Exercise - Type out the data again. Keep every line exactly the same.
# # #
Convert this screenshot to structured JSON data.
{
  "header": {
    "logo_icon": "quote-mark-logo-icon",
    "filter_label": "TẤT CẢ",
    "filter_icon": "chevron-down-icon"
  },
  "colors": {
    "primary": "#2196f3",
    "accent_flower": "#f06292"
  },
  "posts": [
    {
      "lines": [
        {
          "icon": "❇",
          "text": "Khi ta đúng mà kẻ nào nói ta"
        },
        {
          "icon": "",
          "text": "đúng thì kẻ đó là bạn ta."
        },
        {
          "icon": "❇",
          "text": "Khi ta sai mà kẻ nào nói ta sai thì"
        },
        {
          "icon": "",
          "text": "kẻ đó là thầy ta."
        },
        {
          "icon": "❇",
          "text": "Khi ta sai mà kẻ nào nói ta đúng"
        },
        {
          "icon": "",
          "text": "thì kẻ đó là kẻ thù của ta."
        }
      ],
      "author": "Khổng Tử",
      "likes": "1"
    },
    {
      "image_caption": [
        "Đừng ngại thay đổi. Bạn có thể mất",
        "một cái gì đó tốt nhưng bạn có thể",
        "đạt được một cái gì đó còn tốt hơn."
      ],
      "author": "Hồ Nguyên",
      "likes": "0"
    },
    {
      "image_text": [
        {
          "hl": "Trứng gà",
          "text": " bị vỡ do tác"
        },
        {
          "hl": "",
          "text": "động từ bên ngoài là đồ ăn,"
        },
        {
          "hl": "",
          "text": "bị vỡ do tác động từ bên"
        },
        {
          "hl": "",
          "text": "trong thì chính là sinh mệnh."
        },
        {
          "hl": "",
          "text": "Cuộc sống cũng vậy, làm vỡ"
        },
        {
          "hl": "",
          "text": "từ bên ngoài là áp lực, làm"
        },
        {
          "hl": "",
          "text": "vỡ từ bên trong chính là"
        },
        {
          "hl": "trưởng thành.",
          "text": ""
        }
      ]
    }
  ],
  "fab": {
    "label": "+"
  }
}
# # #
Expected output -
Convert this screenshot to structured JSON data.
{
  "header": {
    "logo_icon": "quote-mark-logo-icon",
    "filter_label": "TẤT CẢ",
    "filter_icon": "chevron-down-icon"
  },
  "colors": {
    "primary": "#2196f3",
    "accent_flower": "#f06292"
  },
  "posts": [
    {
      "lines": [
        {
          "icon": "❇",
          "text": "Khi ta đúng mà kẻ nào nói ta"
        },
        {
          "icon": "",
          "text": "đúng thì kẻ đó là bạn ta."
        },
        {
          "icon": "❇",
          "text": "Khi ta sai mà kẻ nào nói ta sai thì"
        },
        {
          "icon": "",
          "text": "kẻ đó là thầy ta."
        },
        {
          "icon": "❇",
          "text": "Khi ta sai mà kẻ nào nói ta đúng"
        },
        {
          "icon": "",
          "text": "thì kẻ đó là kẻ thù của ta."
        }
      ],
      "author": "Khổng Tử",
      "likes": "1"
    },
    {
      "image_caption": [
        "Đừng ngại thay đổi. Bạn có thể mất",
        "một cái gì đó tốt nhưng bạn có thể",
        "đạt được một cái gì đó còn tốt hơn."
      ],
      "author": "Hồ Nguyên",
      "likes": "0"
    },
    {
      "image_text": [
        {
          "hl": "Trứng gà",
          "text": " bị vỡ do tác"
        },
        {
          "hl": "",
          "text": "động từ bên ngoài là đồ ăn,"
        },
        {
          "hl": "",
          "text": "bị vỡ do tác động từ bên"
        },
        {
          "hl": "",
          "text": "trong thì chính là sinh mệnh."
        },
        {
          "hl": "",
          "text": "Cuộc sống cũng vậy, làm vỡ"
        },
        {
          "hl": "",
          "text": "từ bên ngoài là áp lực, làm"
        },
        {
          "hl": "",
          "text": "vỡ từ bên trong chính là"
        },
        {
          "hl": "trưởng thành.",
          "text": ""
        }
      ]
    }
  ],
  "fab": {
    "label": "+"
  }
}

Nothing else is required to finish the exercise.